· Yeli
– In honor of Christian Yelich
· Rockin' Robin – In honor of Robin Yount

Oak Creek Power Plant

· The Beak Freak
– In honor of Giannis Antetokounmpo
· Sky Hook – In honor of Kareem Abdul-Jabbar
· Ray Ray – In honor of Ray Allen



The final votes had every player receiving support.

Bucks
  1. 53.8%The Beak Freak – In honor of Giannis Antetokounmpo
  2. 20.6%Sky Hook – In honor of Kareem Abdul-Jabbar
  3.   7.0%Ray Ray – In honor of Ray Allen
  4.   5.8% – Sir Sid – In honor of Sidney Moncrief
  5.   5.7%The Little O – In honor of Oscar Robertson
  6.   3.8%Jonny Mac – In honor of Jon McGlocklin
  7.   1.2% – Little Dog – In honor of Glenn Robinson
  8.   1.0% – TC – In honor of Terry Cummings
  9.   0.8% – Greyhound – In honor of Bob Dandridge
  10.   0.3% – Point Forward – In honor of Marques Johnson
Brewers
  1. 26.1% Yeli – In honor of Christian Yelich
  2. 16.1% Rockin' Robin – In honor of Robin Yount
  3. 15.3% Hammer – In honor of Hank Aaron
  4. 11.2% Prince – In honor of Prince Fielder
  5.   8.7% Coop – In honor of Cecil Cooper
  6.   7.3% Stormin – In honor of Gorman Thomas
  7.   4.6% Molly – In honor of Paul Molitor
  8.   3.9% Gumby – In honor of Jim Gantner
  9.   3.7% Brauny – In honor of Ryan Braun
  10.   3.1% Rollie – In honor of Rollie Fingers
Even though the voting is done, you can still watch the adorable chicks on livestreaming cameras as they are growing more and more every day.

We are part of a statewide effort to restore the peregrine falcon population. Since our first successful nest box in 1997, 273 peregrine falcons have hatched at our facilities.

Friday, May 10, 2019

Path to renewable energy fairness

Supporting a future that benefits all customers

Renewable energy is an important part of the diversified energy mix that we use to provide safe and reliable electricity to you and all of our customers. In fact, we’ve invested about $1 billion in renewable energy over the past 15 years, including the two largest wind farms in Wisconsin. Beyond our investments, we support customer-owned generation, like solar panels on the roofs of individual homes and businesses.
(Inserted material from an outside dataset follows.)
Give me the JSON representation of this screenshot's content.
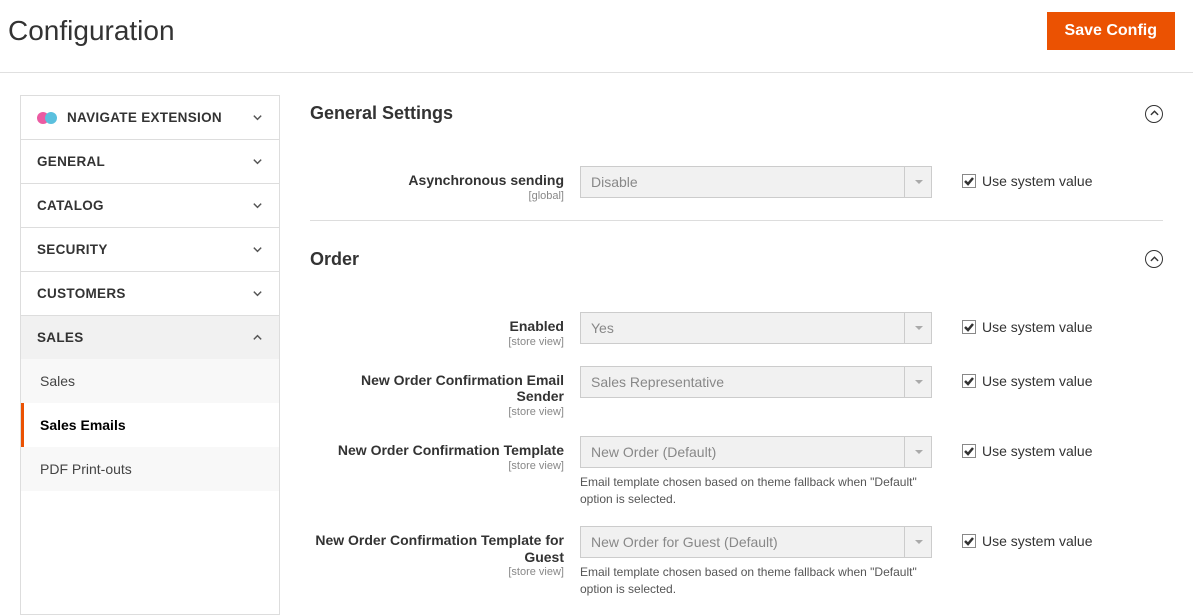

As the cost of solar has come down in recent years, the popularity of these small solar projects has gone up. Customers put solar panels on their roofs and use the energy produced in their homes and businesses. However, when the sun is not shining or their system is not working, we’re still there to provide power. Customers with solar panels rely on our power lines, our poles and the entire infrastructure that goes into our reliable network. But, because of the way those costs are billed, solar customers do not pay their fair share of the costs.

This means that other customers – customers who can’t afford a solar system, don’t have a suitable place to put one, or simply don’t want one – are paying costs people with solar panels are not.
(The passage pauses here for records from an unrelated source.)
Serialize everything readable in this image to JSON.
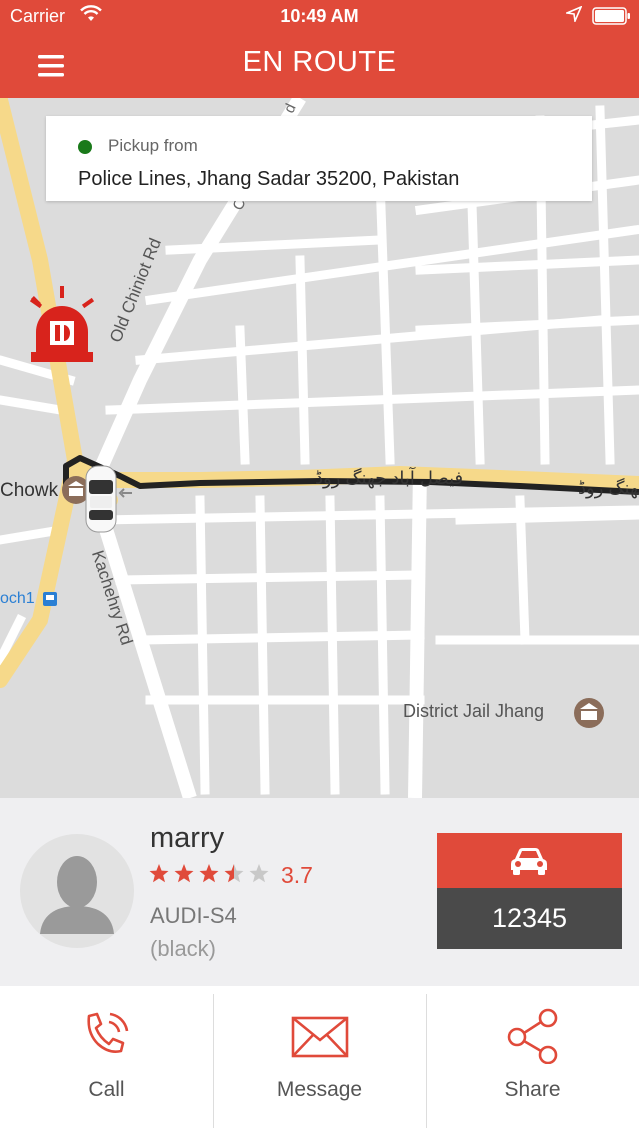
{
  "status_bar": {
    "carrier": "Carrier",
    "time": "10:49 AM"
  },
  "nav": {
    "title": "EN ROUTE",
    "menu_icon": "hamburger-menu-icon"
  },
  "map": {
    "labels": {
      "old_chiniot_rd": "Old Chiniot Rd",
      "kachehry_rd": "Kachehry Rd",
      "chowk": "Chowk",
      "och1": "och1",
      "faisalabad_rd": "فیصل آباد جھنگ روڈ",
      "jhang_rd_right": "جھنگ روڈ",
      "district_jail": "District Jail Jhang",
      "road_d": "d",
      "road_c": "C"
    },
    "icons": [
      "alarm-siren-icon",
      "museum-icon",
      "bus-stop-icon",
      "car-marker-icon"
    ]
  },
  "pickup": {
    "label": "Pickup from",
    "address": "Police Lines,  Jhang Sadar 35200,  Pakistan",
    "dot_color": "#1a7a1a"
  },
  "driver": {
    "name": "marry",
    "rating": 3.7,
    "rating_text": "3.7",
    "car_model": "AUDI-S4",
    "car_color": "(black)",
    "plate": "12345"
  },
  "actions": [
    {
      "label": "Call",
      "icon": "phone-icon"
    },
    {
      "label": "Message",
      "icon": "envelope-icon"
    },
    {
      "label": "Share",
      "icon": "share-icon"
    }
  ],
  "colors": {
    "accent": "#e04a3a",
    "route": "#222222",
    "plate_bg": "#4a4a4a"
  }
}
We are simply looking to make the system fairer for everyone. The modest and reasonable changes we are proposing to the Public Service Commission of Wisconsin will allow us to maintain a system that provides reliable service in an environmentally responsible way, while keeping our rates fair and affordable for all customers.



We support customer-owned solar and other power generation — and we support fair rates for all customers. One customer group should not subsidize another, which is why we are proposing that customers with their own generation pay their fair share of the costs for their use of the grid.
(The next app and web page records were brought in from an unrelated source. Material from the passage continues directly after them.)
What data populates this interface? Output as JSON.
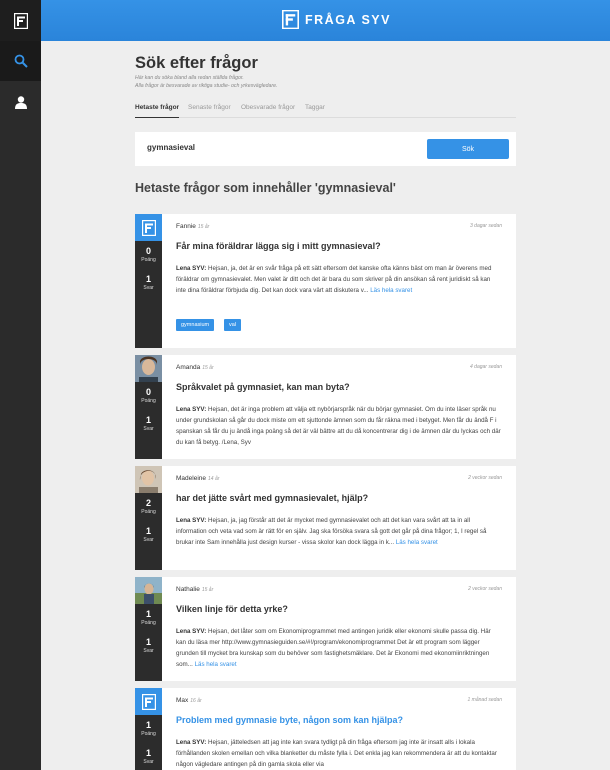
{
  "app": {
    "brand": "FRÅGA SYV",
    "colors": {
      "accent": "#3592e6",
      "sidebar": "#2b2b2b",
      "background": "#eeeeee"
    }
  },
  "sidebar": {
    "items": [
      {
        "icon": "logo-icon"
      },
      {
        "icon": "search-icon",
        "active": true
      },
      {
        "icon": "user-icon"
      }
    ]
  },
  "header": {
    "title": "Sök efter frågor",
    "subtitle_line1": "Här kan du söka bland alla redan ställda frågor.",
    "subtitle_line2": "Alla frågor är besvarade av riktiga studie- och yrkesvägledare."
  },
  "tabs": [
    "Hetaste frågor",
    "Senaste frågor",
    "Obesvarade frågor",
    "Taggar"
  ],
  "search": {
    "value": "gymnasieval",
    "button": "Sök"
  },
  "results_title": "Hetaste frågor som innehåller 'gymnasieval'",
  "labels": {
    "points": "Poäng",
    "answers": "Svar",
    "more": "Läs hela svaret",
    "answerer": "Lena SYV:"
  },
  "questions": [
    {
      "author": "Fannie",
      "age": "15 år",
      "time": "3 dagar sedan",
      "points": "0",
      "answers": "1",
      "title": "Får mina föräldrar lägga sig i mitt gymnasieval?",
      "answer": "Hejsan, ja, det är en svår fråga på ett sätt eftersom det kanske ofta känns bäst om man är överens med föräldrar om gymnasievalet. Men valet är ditt och det är bara du som skriver på din ansökan så rent juridiskt så kan inte dina föräldrar förbjuda dig. Det kan dock vara värt att diskutera v...",
      "tags": [
        "gymnasium",
        "val"
      ]
    },
    {
      "author": "Amanda",
      "age": "15 år",
      "time": "4 dagar sedan",
      "points": "0",
      "answers": "1",
      "title": "Språkvalet på gymnasiet, kan man byta?",
      "answer": "Hejsan, det är inga problem att välja ett nybörjarspråk när du börjar gymnasiet. Om du inte läser språk nu under grundskolan så går du dock miste om ett sjuttonde ämnen som du får räkna med i betyget. Men får du ändå F i spanskan så får du ju ändå inga poäng så det är väl bättre att du då koncentrerar dig i de ämnen där du lyckas och där du kan få betyg. /Lena, Syv"
    },
    {
      "author": "Madeleine",
      "age": "14 år",
      "time": "2 veckor sedan",
      "points": "2",
      "answers": "1",
      "title": "har det jätte svårt med gymnasievalet, hjälp?",
      "answer": "Hejsan, ja, jag förstår att det är mycket med gymnasievalet och att det kan vara svårt att ta in all information och veta vad som är rätt för en själv. Jag ska försöka svara så gott det går på dina frågor; 1, I regel så brukar inte Sam innehålla just design kurser - vissa skolor kan dock lägga in k..."
    },
    {
      "author": "Nathalie",
      "age": "15 år",
      "time": "2 veckor sedan",
      "points": "1",
      "answers": "1",
      "title": "Vilken linje för detta yrke?",
      "answer": "Hejsan, det låter som om Ekonomiprogrammet med antingen juridik eller ekonomi skulle passa dig. Här kan du läsa mer http://www.gymnasieguiden.se/#!/program/ekonomiprogrammet Det är ett program som lägger grunden till mycket bra kunskap som du behöver som fastighetsmäklare. Det är Ekonomi med ekonomiinriktningen som..."
    },
    {
      "author": "Max",
      "age": "16 år",
      "time": "1 månad sedan",
      "points": "1",
      "answers": "1",
      "title": "Problem med gymnasie byte, någon som kan hjälpa?",
      "answer": "Hejsan, jätteledsen att jag inte kan svara tydligt på din fråga eftersom jag inte är insatt alls i lokala förhållanden skolen emellan och vilka blanketter du måste fylla i. Det enkla jag kan rekommendera är att du kontaktar någon vägledare antingen på din gamla skola eller via"
    }
  ]
}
Friday, May 3, 2019

First falcon chicks have arrived

Two peregrine falcon eggs hatched overnight at the Oak Creek Power Plant. Check out the fluffy white chicks for yourself on our live feed. The cuteness will continue over the next few days, so make sure to watch all of the cameras closely for more signs of hatching.

In the meantime, check out these close-ups of the first chicks, and cast your vote to name them after Milwaukee sports legends.